Friday, August 28, 2009

Why health care costs keep going up, Part 2

I’ve been thinking about some of the reasons that it will be hard to contain health care costs even if we get meaningful and sustainable reform. One temporary but currently quite painful condition is the state of the economy. Several studies have shown that many people with chronic conditions such as diabetes or heart disease stop taking or take smaller doses of their medication or forego other medical care because they can no longer afford it. This results in greater costs to our overall health care system because they then go to the doctor or the emergency room only when they deteriorate and need more expensive treatments.

One of the advantages of UnitedHealthcare’s clinical partnerships with the physicians and hospitals in our network is that they help people who are not taking their medicines for financial or other reasons. Our computer can compile a list of people who didn’t fill their regular prescriptions every month and get that information to the physicians treating them, who can explain that not taking medicine will make you sicker and cost even more money.

Wednesday, August 26, 2009

Why health care costs keep going up

I have high hopes for health care reform: that it will result in most if not all Americans having health care insurance; that the quality of care will improve; and that costs will stop going up by so much year after year.
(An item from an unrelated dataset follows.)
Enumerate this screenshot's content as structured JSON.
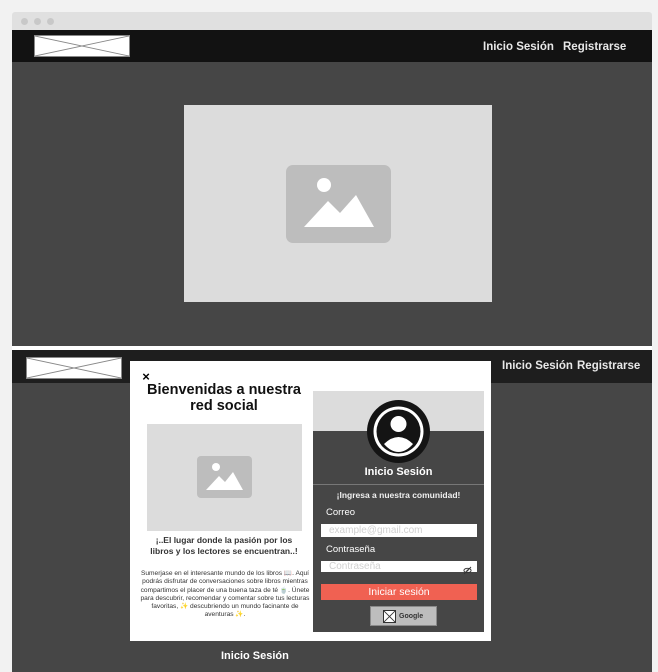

It’s in this third area that I have some concerns. In my 25 years in the health care insurance business, I’ve seen first hand some trends that will make it very hard, although not impossible, to contain future costs. The one that comes to mind first is unhealthy lifestyles. A multiyear study published in the Archives of Internal Medicine found that if people would do 4 simple things, exercise regularly, eat healthy, not smoke and maintain a normal weight, they could cut their risk of diabetes, heart attack, stroke or cancer by 80%.

Across the country, there continues to be an increase in these conditions. A new government study says that on average, we spend $1,400 year a more on medical costs for an obese person than for someone of normal weight. The total bill for delivering health care in our country would decline dramatically if more Americans adopted healthy eating habits and exercised regularly.